Home Health Medicare News: On Tuesday, the Supreme Court ruled in a 5-4 decision that home health agencies and other healthcare providers such as physicians and dentists cannot sue states for lowered Medicaid reimbursement rates. Many organizations believe this ruling has dismal implications for the rights of caregiving organizations who regularly bill Medicare and statewide Medicaid rates.
Five providers of in-home care and other caregiving services in Idaho claimed that the state was violating the Medicaid law by maintaining reimbursement levels from 2006, despite rising costs of healthcare.
According to the provision of a payment rates law for Medicaid, rates must be high enough “to enlist enough providers so that care and services are available under the plan at least to the extent that such care and services are available to the general population in the geographic area”.
Despite the Ninth Circuit Court of Appeals siding with plaintiffs, the Supreme Court reversed that ruling. As of now, it’s unclear as to what effects this ruling will have on the Medicaid program.
According to a recent article in the LA Times, California has adopted provisions to lower payments for Medicaid. However, before the cutbacks were implemented, several healthcare providers sued the state by stating that the reduced rates violate the Medicaid Act. The legislation says the payments to providers should be "consistent with efficiency, economy and quality of care" and should be "sufficient to enlist enough providers" to serve the local population. Several judges in California sided with the plaintiffs and stated that the cutbacks would indeed violate provisions set forth in the Medicaid Act.

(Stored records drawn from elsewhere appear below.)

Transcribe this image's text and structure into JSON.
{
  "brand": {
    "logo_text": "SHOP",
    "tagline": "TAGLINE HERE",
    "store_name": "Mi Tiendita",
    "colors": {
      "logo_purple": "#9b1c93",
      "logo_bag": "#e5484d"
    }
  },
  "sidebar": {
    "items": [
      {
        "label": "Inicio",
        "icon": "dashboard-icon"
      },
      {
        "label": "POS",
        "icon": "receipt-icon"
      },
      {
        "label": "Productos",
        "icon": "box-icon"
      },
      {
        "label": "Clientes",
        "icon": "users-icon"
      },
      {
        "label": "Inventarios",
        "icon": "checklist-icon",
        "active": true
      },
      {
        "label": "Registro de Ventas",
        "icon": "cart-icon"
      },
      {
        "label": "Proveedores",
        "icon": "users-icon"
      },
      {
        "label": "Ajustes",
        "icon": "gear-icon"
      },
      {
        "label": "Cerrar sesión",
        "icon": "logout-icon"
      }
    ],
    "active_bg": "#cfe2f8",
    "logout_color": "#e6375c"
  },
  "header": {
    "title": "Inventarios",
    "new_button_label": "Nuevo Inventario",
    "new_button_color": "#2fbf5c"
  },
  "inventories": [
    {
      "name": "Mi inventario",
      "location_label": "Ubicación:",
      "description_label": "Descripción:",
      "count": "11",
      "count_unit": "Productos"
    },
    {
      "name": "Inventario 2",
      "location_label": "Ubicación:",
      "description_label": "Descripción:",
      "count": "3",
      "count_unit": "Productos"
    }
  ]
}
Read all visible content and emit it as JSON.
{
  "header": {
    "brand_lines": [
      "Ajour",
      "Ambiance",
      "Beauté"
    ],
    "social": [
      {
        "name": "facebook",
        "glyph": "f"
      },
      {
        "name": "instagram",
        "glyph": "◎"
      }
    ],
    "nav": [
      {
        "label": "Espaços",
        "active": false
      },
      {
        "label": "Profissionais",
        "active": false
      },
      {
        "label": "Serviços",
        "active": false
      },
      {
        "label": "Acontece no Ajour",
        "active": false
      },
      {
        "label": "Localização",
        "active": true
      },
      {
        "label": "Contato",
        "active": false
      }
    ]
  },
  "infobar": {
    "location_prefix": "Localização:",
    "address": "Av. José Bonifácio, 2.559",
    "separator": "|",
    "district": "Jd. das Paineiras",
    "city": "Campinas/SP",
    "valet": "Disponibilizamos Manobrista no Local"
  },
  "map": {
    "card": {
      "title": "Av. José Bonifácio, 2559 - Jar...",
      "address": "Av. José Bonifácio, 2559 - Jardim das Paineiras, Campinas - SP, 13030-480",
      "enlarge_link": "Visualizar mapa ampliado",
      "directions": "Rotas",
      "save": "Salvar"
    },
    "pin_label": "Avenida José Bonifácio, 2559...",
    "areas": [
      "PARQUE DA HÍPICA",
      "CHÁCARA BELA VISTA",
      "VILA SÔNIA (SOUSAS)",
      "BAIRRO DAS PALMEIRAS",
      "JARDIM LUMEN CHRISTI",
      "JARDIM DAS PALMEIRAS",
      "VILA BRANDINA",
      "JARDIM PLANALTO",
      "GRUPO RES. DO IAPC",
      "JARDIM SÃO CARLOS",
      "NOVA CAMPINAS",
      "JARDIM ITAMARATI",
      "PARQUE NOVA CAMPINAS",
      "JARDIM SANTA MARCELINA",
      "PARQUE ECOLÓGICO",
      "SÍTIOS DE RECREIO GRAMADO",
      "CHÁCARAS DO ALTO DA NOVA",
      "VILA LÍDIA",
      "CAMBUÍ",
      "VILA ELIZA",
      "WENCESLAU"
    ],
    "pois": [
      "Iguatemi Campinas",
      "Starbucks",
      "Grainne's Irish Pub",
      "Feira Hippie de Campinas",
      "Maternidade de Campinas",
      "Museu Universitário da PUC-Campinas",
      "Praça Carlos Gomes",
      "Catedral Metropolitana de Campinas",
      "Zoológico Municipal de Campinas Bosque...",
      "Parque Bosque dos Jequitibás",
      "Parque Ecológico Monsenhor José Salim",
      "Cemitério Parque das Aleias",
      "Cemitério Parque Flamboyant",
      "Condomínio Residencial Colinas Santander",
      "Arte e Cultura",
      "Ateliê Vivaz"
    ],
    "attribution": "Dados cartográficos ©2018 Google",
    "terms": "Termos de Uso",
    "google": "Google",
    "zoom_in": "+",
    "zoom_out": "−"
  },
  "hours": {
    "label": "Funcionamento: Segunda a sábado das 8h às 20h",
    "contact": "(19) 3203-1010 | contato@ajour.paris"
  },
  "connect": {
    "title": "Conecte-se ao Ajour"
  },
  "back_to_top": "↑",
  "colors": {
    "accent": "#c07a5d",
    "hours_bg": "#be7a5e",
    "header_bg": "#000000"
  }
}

However, in Idaho, the high court stated that the Medicaid Act did not give authorization to judges for intervention on behalf of doctors and other providers. "We hold that Medicaid providers have no right to seek injunctive relief" in court, said Justice Antonin Scalia, writing for the majority.
"The court's error today has very real consequences," she wrote. It will allow states to "set reimbursement rates so low that providers [are] unwilling to furnish a covered service for those who need it." Justices Anthony Kennedy, Ruth Bader Ginsburg and Elena Kagan joined in her dissent.
It is estimated that injunctions issued by judges "have cost California more than $1.5 billion by precluding the Department of Health Care Services from implementing cost reductions that the federal government determined are perfectly consistent with federal law" since 2008.
Several healthcare organization have continued to urge the court to protect Medicaid from state cutbacks.